The referendum on April 16, 2017 saw Turks vote in favor of the change to an executive presidency, albeit President Erdoğan would have liked the margin to be wider. In reality, the snap election on June 24 could be a repeat of the poll a year earlier. The difference is that a year is a long time in politics – the impact of the failed coup attempt in July 2016 is fast receding; Turkey's economic recovery is solid and on the right track albeit with several challenges that lie ahead; and the geopolitical landscape in the region keeps changing and evolving, especially in neighboring Syria and Iraq, which continues to pose stability, security and refugee integration challenges. The IMF directors in fact commended Ankara "for hosting large number of refugees and for their efforts to integrate them into the labor market."
While past recent consecutive elections fought and won by the AK Party and Recep Tayyip Erdoğan, some of them with landslide victories making these some of the most successful in contemporary Western electoral history, primarily focused on the economy and competence of its management.
I remember in my many chats with taxi drivers in Istanbul in the recent past, the one remark that stood out was: "I voted for Recep Tayyip Erdoğan. I have a job, a house and my children are getting educated. The cost of living could be better but is manageable. I don't necessarily agree with all of Erdoğan's policies especially regarding social and religious issues, but why should I risk changing my vote?"
While reversing the State of Emergency would be an important gesture toward "normal" politics and national reconciliation and unity, President Erdoğan, should he win the election, which seems highly likely given the paucity of opposition challengers of substance, knows that it is the economy that has stood him well in the past.
In the immortal words of Bill Clinton in the American presidential campaign of 1992, "it's the economy, stupid." That campaign slogan was actually coined by his aide James Carville who doggedly insisted that everyone should remain focused on the plight of working people. That mantra went on to become part of the American and global political lexicon.

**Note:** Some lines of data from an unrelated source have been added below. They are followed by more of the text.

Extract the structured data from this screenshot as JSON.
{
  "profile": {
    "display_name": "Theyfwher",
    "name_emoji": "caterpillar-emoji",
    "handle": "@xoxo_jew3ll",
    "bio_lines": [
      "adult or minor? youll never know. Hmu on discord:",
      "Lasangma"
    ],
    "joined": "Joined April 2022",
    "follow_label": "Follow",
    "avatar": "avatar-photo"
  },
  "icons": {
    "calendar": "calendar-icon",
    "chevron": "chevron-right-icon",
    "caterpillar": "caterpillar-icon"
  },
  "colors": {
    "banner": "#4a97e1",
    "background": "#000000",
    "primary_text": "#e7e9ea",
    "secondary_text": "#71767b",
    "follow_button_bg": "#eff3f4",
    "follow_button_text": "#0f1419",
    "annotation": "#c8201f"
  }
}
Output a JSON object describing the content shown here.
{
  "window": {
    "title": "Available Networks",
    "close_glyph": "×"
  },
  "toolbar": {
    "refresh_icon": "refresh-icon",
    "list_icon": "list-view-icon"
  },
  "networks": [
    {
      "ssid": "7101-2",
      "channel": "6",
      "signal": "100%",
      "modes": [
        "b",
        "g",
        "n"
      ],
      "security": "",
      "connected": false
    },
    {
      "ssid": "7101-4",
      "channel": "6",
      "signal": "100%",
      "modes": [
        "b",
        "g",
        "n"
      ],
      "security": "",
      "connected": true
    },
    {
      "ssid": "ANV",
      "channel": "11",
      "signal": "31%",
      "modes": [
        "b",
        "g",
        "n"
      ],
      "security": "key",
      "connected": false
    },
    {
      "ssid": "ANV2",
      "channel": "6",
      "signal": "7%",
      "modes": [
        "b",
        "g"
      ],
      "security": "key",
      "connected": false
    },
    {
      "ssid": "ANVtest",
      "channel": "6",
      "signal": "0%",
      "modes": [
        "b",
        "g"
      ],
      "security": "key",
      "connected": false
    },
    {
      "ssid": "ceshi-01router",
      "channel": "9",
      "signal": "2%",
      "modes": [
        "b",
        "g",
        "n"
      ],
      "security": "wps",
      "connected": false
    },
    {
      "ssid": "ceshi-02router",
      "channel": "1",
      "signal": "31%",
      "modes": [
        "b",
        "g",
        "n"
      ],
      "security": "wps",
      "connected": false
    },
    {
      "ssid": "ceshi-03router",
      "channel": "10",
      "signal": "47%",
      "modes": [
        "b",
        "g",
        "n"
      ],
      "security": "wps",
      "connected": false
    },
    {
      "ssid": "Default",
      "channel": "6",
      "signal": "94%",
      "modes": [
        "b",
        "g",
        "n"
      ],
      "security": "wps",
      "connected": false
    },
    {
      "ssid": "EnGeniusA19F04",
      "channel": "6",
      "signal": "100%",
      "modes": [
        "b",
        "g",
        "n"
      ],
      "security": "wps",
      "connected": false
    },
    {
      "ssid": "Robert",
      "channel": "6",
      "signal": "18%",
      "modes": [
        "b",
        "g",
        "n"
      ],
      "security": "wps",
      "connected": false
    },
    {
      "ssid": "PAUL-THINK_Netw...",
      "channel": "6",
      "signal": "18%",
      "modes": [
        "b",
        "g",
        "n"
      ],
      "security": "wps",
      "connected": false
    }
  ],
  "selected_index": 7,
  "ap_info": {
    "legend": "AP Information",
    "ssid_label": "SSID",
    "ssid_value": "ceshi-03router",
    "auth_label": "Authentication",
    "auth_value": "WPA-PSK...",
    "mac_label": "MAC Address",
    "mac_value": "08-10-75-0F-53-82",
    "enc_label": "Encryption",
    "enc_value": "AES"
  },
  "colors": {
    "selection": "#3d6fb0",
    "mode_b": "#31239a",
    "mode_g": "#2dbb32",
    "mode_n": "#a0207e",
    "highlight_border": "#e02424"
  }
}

Erdoğan is seen as a populist president whose main constituency of supporters are conservative hard-working people and professionals. Competence in economic management has become the mainstay of democratic politics in recent decades, especially in the wake of dramatically rising inequality between the haves and have-nots both within societies and between countries which the IMF has said is one the biggest threats to humanity, in addition to security, fighting terrorism and extremism, and embracing social media and the digital economy.
Leveraging the current strong growth environment and the country's medium-term growth potential, as the IMF executive directors also suggest, is a logical incentive in its own right to increase government tax revenues, attract greater foreign direct investment, increase productivity, lower unemployment and inflation, enhance pension reform, introduce minimum wages and decrease the cost of living, and further increase female participation in the workforce including flexible work options and longer maternity and paternity leave – all issues which affect the daily lives of Turks.
Erdoğan knows too well that it is indeed "the economy stupid" that will play a major role in voter sentiments come the elections on June 24.
* Independent London-based journalist and economist